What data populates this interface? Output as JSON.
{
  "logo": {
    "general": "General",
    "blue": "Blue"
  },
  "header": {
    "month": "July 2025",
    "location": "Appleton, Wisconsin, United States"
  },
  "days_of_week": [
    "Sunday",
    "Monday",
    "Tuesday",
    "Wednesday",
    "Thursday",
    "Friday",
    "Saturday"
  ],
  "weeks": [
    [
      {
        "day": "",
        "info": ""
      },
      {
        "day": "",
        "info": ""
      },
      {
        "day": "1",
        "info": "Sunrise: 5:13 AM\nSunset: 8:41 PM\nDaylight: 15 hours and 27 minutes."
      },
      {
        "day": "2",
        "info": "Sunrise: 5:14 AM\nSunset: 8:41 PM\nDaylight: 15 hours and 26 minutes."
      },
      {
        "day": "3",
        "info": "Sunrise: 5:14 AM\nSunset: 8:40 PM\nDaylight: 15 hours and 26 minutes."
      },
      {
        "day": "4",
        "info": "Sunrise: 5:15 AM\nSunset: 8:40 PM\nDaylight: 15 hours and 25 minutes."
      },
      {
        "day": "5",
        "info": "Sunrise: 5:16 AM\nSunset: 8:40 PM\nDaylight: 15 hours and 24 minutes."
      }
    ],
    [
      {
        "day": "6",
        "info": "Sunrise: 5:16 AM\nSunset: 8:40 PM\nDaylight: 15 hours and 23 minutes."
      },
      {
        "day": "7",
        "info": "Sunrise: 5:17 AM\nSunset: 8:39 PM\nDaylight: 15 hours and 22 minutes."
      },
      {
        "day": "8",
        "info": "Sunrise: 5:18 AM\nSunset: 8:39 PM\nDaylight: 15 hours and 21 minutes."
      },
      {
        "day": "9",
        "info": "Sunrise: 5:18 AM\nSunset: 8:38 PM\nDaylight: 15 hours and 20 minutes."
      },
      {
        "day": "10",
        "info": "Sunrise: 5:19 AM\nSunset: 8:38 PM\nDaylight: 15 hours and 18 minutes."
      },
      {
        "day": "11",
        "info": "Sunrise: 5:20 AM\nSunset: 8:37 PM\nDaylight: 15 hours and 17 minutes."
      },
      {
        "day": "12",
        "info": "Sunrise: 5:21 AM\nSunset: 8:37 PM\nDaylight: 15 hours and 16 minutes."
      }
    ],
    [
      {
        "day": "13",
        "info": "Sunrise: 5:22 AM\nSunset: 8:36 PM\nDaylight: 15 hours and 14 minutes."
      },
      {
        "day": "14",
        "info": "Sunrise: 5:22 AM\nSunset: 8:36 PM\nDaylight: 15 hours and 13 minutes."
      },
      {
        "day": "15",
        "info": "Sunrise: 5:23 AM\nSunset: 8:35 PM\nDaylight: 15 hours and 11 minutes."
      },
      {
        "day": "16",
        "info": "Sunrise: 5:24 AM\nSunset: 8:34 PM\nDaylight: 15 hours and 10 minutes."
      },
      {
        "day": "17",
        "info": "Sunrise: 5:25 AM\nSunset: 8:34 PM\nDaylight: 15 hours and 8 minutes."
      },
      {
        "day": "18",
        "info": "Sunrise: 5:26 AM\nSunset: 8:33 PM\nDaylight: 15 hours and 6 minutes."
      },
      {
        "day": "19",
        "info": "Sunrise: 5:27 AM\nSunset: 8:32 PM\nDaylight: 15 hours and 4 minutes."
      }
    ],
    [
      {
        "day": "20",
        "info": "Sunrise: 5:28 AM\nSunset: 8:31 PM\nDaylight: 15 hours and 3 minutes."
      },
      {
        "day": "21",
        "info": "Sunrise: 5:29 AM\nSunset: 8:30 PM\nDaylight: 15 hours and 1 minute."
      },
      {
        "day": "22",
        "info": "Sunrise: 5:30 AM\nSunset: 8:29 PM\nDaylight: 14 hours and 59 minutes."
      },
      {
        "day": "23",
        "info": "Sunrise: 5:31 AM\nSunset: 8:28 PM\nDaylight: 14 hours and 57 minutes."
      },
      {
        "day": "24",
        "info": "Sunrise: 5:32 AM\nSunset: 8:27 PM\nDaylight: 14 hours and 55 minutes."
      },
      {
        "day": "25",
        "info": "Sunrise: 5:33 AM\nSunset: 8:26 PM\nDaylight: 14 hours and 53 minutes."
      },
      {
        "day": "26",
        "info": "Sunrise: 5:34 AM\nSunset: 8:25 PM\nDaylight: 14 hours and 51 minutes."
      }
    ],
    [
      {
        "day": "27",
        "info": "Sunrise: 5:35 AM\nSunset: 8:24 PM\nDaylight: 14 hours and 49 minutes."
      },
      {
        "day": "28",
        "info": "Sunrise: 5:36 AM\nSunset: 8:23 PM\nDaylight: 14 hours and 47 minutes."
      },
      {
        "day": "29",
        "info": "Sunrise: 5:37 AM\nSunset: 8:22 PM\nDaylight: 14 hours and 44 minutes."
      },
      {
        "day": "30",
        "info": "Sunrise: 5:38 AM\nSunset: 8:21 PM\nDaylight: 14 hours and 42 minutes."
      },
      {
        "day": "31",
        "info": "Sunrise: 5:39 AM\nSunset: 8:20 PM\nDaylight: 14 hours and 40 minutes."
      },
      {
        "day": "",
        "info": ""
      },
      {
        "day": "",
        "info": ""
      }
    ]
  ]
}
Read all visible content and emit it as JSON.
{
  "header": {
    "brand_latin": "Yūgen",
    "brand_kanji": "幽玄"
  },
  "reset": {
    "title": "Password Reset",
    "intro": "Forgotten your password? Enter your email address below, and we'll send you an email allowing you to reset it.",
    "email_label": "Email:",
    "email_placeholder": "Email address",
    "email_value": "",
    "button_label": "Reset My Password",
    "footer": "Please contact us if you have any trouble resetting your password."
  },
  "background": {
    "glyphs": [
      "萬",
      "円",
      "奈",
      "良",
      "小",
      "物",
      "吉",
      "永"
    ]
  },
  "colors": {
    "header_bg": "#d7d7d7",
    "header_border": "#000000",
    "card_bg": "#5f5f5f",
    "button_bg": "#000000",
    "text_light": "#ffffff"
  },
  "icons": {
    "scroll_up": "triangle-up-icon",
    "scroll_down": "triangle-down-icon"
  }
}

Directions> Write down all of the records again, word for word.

Written response>
What data populates this interface? Output as JSON.
{
  "logo": {
    "general": "General",
    "blue": "Blue"
  },
  "header": {
    "month": "July 2025",
    "location": "Appleton, Wisconsin, United States"
  },
  "days_of_week": [
    "Sunday",
    "Monday",
    "Tuesday",
    "Wednesday",
    "Thursday",
    "Friday",
    "Saturday"
  ],
  "weeks": [
    [
      {
        "day": "",
        "info": ""
      },
      {
        "day": "",
        "info": ""
      },
      {
        "day": "1",
        "info": "Sunrise: 5:13 AM\nSunset: 8:41 PM\nDaylight: 15 hours and 27 minutes."
      },
      {
        "day": "2",
        "info": "Sunrise: 5:14 AM\nSunset: 8:41 PM\nDaylight: 15 hours and 26 minutes."
      },
      {
        "day": "3",
        "info": "Sunrise: 5:14 AM\nSunset: 8:40 PM\nDaylight: 15 hours and 26 minutes."
      },
      {
        "day": "4",
        "info": "Sunrise: 5:15 AM\nSunset: 8:40 PM\nDaylight: 15 hours and 25 minutes."
      },
      {
        "day": "5",
        "info": "Sunrise: 5:16 AM\nSunset: 8:40 PM\nDaylight: 15 hours and 24 minutes."
      }
    ],
    [
      {
        "day": "6",
        "info": "Sunrise: 5:16 AM\nSunset: 8:40 PM\nDaylight: 15 hours and 23 minutes."
      },
      {
        "day": "7",
        "info": "Sunrise: 5:17 AM\nSunset: 8:39 PM\nDaylight: 15 hours and 22 minutes."
      },
      {
        "day": "8",
        "info": "Sunrise: 5:18 AM\nSunset: 8:39 PM\nDaylight: 15 hours and 21 minutes."
      },
      {
        "day": "9",
        "info": "Sunrise: 5:18 AM\nSunset: 8:38 PM\nDaylight: 15 hours and 20 minutes."
      },
      {
        "day": "10",
        "info": "Sunrise: 5:19 AM\nSunset: 8:38 PM\nDaylight: 15 hours and 18 minutes."
      },
      {
        "day": "11",
        "info": "Sunrise: 5:20 AM\nSunset: 8:37 PM\nDaylight: 15 hours and 17 minutes."
      },
      {
        "day": "12",
        "info": "Sunrise: 5:21 AM\nSunset: 8:37 PM\nDaylight: 15 hours and 16 minutes."
      }
    ],
    [
      {
        "day": "13",
        "info": "Sunrise: 5:22 AM\nSunset: 8:36 PM\nDaylight: 15 hours and 14 minutes."
      },
      {
        "day": "14",
        "info": "Sunrise: 5:22 AM\nSunset: 8:36 PM\nDaylight: 15 hours and 13 minutes."
      },
      {
        "day": "15",
        "info": "Sunrise: 5:23 AM\nSunset: 8:35 PM\nDaylight: 15 hours and 11 minutes."
      },
      {
        "day": "16",
        "info": "Sunrise: 5:24 AM\nSunset: 8:34 PM\nDaylight: 15 hours and 10 minutes."
      },
      {
        "day": "17",
        "info": "Sunrise: 5:25 AM\nSunset: 8:34 PM\nDaylight: 15 hours and 8 minutes."
      },
      {
        "day": "18",
        "info": "Sunrise: 5:26 AM\nSunset: 8:33 PM\nDaylight: 15 hours and 6 minutes."
      },
      {
        "day": "19",
        "info": "Sunrise: 5:27 AM\nSunset: 8:32 PM\nDaylight: 15 hours and 4 minutes."
      }
    ],
    [
      {
        "day": "20",
        "info": "Sunrise: 5:28 AM\nSunset: 8:31 PM\nDaylight: 15 hours and 3 minutes."
      },
      {
        "day": "21",
        "info": "Sunrise: 5:29 AM\nSunset: 8:30 PM\nDaylight: 15 hours and 1 minute."
      },
      {
        "day": "22",
        "info": "Sunrise: 5:30 AM\nSunset: 8:29 PM\nDaylight: 14 hours and 59 minutes."
      },
      {
        "day": "23",
        "info": "Sunrise: 5:31 AM\nSunset: 8:28 PM\nDaylight: 14 hours and 57 minutes."
      },
      {
        "day": "24",
        "info": "Sunrise: 5:32 AM\nSunset: 8:27 PM\nDaylight: 14 hours and 55 minutes."
      },
      {
        "day": "25",
        "info": "Sunrise: 5:33 AM\nSunset: 8:26 PM\nDaylight: 14 hours and 53 minutes."
      },
      {
        "day": "26",
        "info": "Sunrise: 5:34 AM\nSunset: 8:25 PM\nDaylight: 14 hours and 51 minutes."
      }
    ],
    [
      {
        "day": "27",
        "info": "Sunrise: 5:35 AM\nSunset: 8:24 PM\nDaylight: 14 hours and 49 minutes."
      },
      {
        "day": "28",
        "info": "Sunrise: 5:36 AM\nSunset: 8:23 PM\nDaylight: 14 hours and 47 minutes."
      },
      {
        "day": "29",
        "info": "Sunrise: 5:37 AM\nSunset: 8:22 PM\nDaylight: 14 hours and 44 minutes."
      },
      {
        "day": "30",
        "info": "Sunrise: 5:38 AM\nSunset: 8:21 PM\nDaylight: 14 hours and 42 minutes."
      },
      {
        "day": "31",
        "info": "Sunrise: 5:39 AM\nSunset: 8:20 PM\nDaylight: 14 hours and 40 minutes."
      },
      {
        "day": "",
        "info": ""
      },
      {
        "day": "",
        "info": ""
      }
    ]
  ]
}
Read all visible content and emit it as JSON.
{
  "header": {
    "brand_latin": "Yūgen",
    "brand_kanji": "幽玄"
  },
  "reset": {
    "title": "Password Reset",
    "intro": "Forgotten your password? Enter your email address below, and we'll send you an email allowing you to reset it.",
    "email_label": "Email:",
    "email_placeholder": "Email address",
    "email_value": "",
    "button_label": "Reset My Password",
    "footer": "Please contact us if you have any trouble resetting your password."
  },
  "background": {
    "glyphs": [
      "萬",
      "円",
      "奈",
      "良",
      "小",
      "物",
      "吉",
      "永"
    ]
  },
  "colors": {
    "header_bg": "#d7d7d7",
    "header_border": "#000000",
    "card_bg": "#5f5f5f",
    "button_bg": "#000000",
    "text_light": "#ffffff"
  },
  "icons": {
    "scroll_up": "triangle-up-icon",
    "scroll_down": "triangle-down-icon"
  }
}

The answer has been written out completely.